■ **GIVEN DATA**
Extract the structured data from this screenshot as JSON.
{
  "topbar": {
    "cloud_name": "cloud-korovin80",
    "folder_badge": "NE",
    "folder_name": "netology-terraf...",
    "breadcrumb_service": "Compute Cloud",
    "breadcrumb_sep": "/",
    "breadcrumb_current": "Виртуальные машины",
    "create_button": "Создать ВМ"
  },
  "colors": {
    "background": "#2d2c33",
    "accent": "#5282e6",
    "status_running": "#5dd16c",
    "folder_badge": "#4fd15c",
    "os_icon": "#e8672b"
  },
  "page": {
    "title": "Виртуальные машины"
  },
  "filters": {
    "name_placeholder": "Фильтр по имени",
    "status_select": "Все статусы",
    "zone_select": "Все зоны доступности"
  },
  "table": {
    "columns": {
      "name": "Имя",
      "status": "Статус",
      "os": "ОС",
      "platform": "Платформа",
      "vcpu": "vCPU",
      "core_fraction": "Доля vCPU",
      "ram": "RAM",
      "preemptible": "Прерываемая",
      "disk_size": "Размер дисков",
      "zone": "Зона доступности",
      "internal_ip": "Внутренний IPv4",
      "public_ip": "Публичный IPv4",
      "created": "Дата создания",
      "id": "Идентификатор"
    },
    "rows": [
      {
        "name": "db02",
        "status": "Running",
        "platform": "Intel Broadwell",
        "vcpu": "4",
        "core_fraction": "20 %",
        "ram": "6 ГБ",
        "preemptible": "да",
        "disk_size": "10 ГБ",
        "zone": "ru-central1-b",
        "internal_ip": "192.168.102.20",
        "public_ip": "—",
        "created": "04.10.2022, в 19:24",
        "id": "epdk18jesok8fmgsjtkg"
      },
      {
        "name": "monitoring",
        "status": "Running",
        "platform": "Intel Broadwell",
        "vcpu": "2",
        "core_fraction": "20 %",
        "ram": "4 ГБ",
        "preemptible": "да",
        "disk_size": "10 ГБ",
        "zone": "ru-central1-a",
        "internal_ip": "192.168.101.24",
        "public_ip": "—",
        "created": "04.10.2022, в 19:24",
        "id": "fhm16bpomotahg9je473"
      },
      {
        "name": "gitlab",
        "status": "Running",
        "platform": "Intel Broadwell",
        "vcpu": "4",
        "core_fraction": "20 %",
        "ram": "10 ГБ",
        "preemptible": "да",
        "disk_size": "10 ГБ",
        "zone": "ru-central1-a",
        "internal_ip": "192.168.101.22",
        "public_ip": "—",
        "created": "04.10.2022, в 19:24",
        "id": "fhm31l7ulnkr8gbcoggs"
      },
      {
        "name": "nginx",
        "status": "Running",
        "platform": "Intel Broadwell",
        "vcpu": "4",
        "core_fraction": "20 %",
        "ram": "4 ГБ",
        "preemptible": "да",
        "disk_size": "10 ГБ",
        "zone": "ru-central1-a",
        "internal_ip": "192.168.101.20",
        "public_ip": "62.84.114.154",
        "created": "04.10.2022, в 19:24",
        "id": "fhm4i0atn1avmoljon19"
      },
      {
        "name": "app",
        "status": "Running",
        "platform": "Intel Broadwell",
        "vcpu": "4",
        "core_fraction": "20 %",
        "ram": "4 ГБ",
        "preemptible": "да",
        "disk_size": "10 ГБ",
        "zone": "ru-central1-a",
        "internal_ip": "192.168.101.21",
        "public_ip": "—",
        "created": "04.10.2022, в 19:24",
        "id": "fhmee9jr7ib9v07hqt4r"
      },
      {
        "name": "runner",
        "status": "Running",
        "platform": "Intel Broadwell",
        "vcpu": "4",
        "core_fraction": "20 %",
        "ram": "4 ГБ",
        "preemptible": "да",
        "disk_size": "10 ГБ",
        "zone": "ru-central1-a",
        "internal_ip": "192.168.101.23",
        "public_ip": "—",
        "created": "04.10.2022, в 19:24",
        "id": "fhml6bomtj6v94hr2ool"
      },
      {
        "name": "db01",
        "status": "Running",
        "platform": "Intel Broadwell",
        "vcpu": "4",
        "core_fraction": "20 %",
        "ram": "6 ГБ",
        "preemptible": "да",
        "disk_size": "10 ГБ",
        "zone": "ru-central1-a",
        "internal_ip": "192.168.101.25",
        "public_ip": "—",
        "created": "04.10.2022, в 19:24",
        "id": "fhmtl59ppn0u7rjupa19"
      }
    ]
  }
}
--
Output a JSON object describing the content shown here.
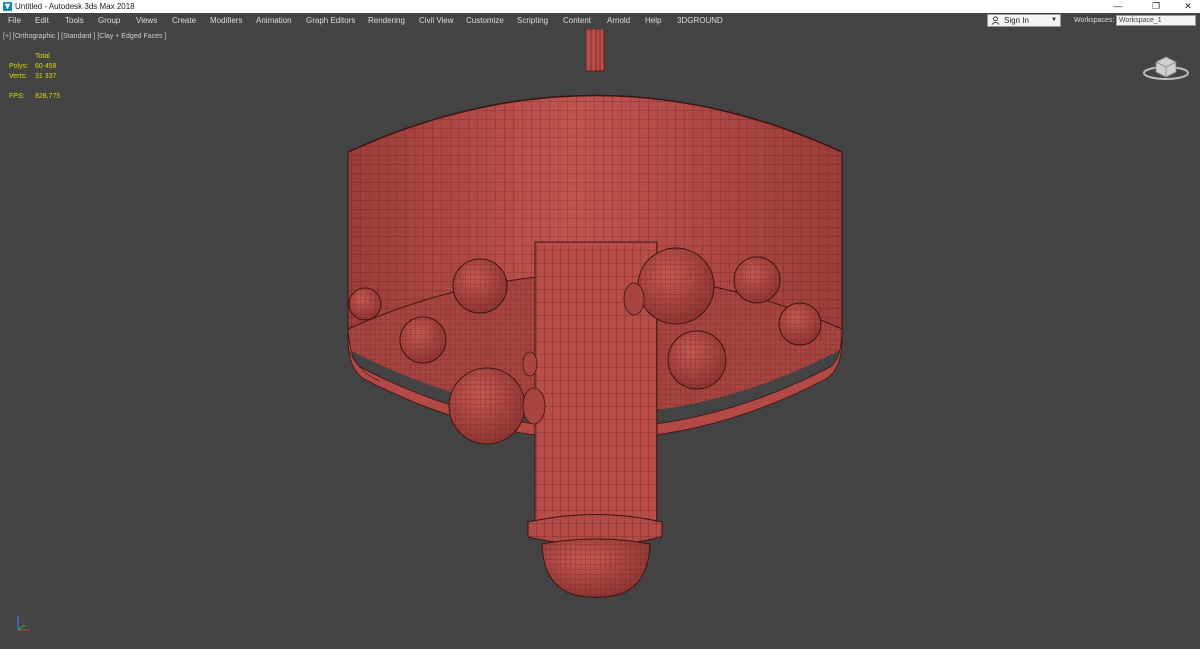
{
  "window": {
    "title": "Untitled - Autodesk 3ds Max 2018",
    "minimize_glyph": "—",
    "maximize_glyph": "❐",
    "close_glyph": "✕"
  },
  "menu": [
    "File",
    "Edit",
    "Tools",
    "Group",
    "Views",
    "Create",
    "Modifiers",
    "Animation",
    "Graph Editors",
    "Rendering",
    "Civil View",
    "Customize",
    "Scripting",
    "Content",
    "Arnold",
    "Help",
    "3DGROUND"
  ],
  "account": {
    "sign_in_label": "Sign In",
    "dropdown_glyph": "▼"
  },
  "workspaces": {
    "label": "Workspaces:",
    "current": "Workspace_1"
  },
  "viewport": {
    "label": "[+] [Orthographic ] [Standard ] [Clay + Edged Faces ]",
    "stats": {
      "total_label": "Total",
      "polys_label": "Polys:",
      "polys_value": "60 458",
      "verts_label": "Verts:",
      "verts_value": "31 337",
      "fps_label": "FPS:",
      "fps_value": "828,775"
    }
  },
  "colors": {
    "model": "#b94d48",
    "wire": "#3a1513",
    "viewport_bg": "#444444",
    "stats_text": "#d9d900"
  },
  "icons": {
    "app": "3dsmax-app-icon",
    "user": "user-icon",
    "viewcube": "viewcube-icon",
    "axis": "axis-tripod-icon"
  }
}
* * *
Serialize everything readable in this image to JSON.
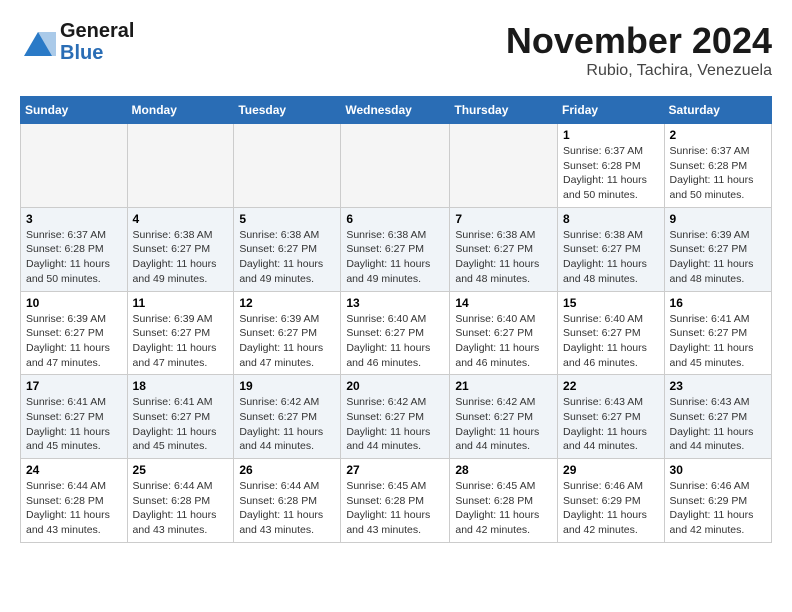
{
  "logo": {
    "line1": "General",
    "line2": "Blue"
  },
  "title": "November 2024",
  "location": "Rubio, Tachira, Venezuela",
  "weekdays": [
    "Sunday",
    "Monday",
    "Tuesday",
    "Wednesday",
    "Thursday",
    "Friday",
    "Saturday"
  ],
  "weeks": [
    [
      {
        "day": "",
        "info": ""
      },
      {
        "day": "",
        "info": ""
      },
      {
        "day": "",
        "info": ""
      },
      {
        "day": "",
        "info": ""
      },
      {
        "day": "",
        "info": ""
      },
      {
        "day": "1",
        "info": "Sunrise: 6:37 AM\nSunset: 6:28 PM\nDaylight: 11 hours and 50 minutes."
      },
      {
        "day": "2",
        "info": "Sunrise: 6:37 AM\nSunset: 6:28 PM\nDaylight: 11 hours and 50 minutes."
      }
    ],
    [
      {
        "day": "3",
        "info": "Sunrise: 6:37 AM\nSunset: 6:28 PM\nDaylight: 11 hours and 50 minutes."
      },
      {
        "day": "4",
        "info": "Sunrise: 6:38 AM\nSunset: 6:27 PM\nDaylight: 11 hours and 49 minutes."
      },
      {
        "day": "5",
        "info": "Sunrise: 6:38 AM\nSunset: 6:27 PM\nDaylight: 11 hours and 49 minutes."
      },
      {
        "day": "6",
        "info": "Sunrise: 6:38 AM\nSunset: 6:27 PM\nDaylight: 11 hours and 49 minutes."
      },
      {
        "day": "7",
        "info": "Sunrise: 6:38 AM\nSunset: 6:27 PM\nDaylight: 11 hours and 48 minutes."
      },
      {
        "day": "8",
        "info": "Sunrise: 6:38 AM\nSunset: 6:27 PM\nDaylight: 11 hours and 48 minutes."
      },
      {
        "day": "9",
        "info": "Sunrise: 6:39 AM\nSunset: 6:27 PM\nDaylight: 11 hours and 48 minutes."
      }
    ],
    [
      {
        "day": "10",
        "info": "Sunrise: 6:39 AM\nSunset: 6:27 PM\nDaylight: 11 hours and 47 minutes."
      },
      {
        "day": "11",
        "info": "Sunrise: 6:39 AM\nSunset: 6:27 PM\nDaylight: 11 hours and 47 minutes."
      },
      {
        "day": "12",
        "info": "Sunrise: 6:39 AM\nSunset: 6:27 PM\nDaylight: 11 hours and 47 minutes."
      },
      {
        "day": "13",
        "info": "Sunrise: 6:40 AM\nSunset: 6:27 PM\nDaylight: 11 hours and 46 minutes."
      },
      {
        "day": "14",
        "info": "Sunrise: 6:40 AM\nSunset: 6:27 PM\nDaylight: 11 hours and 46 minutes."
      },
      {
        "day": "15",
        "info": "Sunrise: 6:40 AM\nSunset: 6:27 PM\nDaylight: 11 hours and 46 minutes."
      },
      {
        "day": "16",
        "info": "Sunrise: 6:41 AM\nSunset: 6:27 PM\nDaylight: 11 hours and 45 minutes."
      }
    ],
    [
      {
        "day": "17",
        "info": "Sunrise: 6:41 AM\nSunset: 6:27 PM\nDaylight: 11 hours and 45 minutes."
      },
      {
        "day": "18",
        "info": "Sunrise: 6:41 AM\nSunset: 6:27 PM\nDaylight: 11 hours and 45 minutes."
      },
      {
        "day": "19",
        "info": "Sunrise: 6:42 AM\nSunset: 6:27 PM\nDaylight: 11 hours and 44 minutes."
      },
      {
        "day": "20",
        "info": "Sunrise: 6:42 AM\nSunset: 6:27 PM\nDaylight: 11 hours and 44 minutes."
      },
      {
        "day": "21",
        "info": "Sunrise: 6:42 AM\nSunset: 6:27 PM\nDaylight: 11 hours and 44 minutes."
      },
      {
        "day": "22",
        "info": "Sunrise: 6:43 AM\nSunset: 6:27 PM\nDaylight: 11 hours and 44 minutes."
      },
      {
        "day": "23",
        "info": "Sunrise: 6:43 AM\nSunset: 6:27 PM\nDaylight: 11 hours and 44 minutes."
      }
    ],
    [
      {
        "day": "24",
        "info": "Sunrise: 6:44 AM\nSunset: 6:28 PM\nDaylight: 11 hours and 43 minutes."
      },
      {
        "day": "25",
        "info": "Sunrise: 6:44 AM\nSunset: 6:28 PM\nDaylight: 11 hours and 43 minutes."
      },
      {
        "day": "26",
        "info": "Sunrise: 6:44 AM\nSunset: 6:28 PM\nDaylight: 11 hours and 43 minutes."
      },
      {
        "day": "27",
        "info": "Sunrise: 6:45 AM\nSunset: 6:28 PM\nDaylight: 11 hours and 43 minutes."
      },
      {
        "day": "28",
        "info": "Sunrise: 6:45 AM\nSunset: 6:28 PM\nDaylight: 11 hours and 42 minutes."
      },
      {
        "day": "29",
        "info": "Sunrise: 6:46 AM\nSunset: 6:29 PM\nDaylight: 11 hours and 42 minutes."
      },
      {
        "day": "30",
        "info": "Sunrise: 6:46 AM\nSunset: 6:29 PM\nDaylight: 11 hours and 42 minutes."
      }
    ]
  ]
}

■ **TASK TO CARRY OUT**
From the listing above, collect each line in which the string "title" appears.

■ **SOLUTION BELOW**
    "title": "Виртуальные машины"
    "title": "Untitled - Autodesk 3ds Max 2018",
  "title": "November 2024",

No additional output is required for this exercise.